It’s so wonderfully ironic that it was ‘1984′ that was deleted, as the book describes an authoritarian police state government that controls the flow of information and dissemination of lies, by rounding up and collecting all books, newspapers, and magazines, and burning them in what George Orwell called a memory hole, a huge furnace buried deep in the basements of the Ministry of Truth, which then replaced all the media with new, government friendly lies. I guess its only fitting that this happened to Amazon as another word for Kindle in the Oxford dictionary as a verb is to set (something) o fire. The word is derived from Old Norse as Kindill which means ‘candle’ or ‘torch’.
I’ve re-written this section a few times now, music, its such a huge part of people’s everyday lives, and with how Apple and iTunes have pretty much changed the music industry, and how the record labels now deal with the bulk of their sales around the world. So, in this instance I’m going to skip the history of music, and its move from the power of the record labels and concentrate on the online purchase stuff.
For a long time iTunes really did hold the monopoly in digital music, and it was laced with DRM. Nowadays however, Apple seem to have relaxed their pose on DRM somewhat, as you can now import iTunes libraries to many other media management software.
For example, you can point your Zune, Windows Media Player, Google music or Amazon player to read your iTunes library and it will do, you can even use those programs to put the music on a mobile device, and it’ll still play.
There is one issue however. Bruce Willis a year ago stated that he wanted to leave his entire iTunes music collection (which is apparently quite expansive) to his children. Apple do not currently let you transfer your iTunes library to other users, so do you, or don’t you, actually own the music you have purchased via iTunes, or which ever media platform you have purchased your music from.

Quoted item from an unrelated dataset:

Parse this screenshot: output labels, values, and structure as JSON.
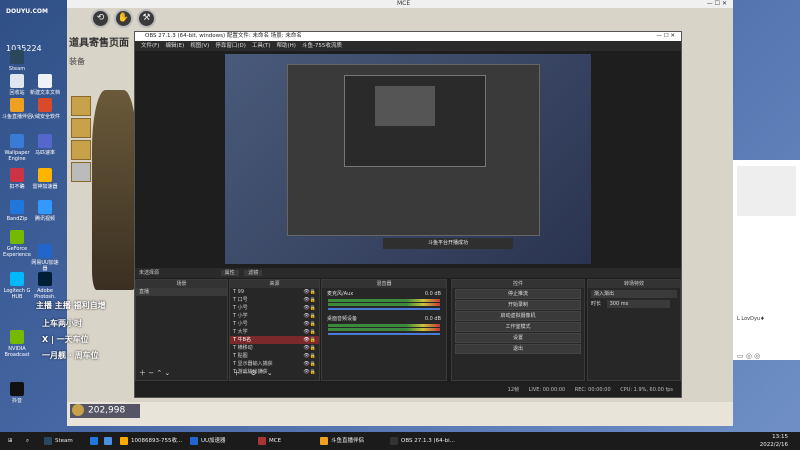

To be fair to Apple I am only using them as an example, as they have such a vast customer base. This applies to Google Music, Xbox Music, Amazon Cloud Player, and any other online music database you decide to purchase music from.
I for one, only buy the occasional item from iTunes, or Xbox Music, depending on the exclusivity of the track or album I want to purchase. If it’s released first via one of these services I’ll wait until the physical media comes out, or can purchase the MP3 file from a third party website. I want to own my music, and all the rights to it, to put on whatever device I please to listen to when and however I want.
So yeah, these are my general thoughts on cloud provided entertainment. I love the idea of it, but hate the red tape that goes with it. Its just so… inconvenient.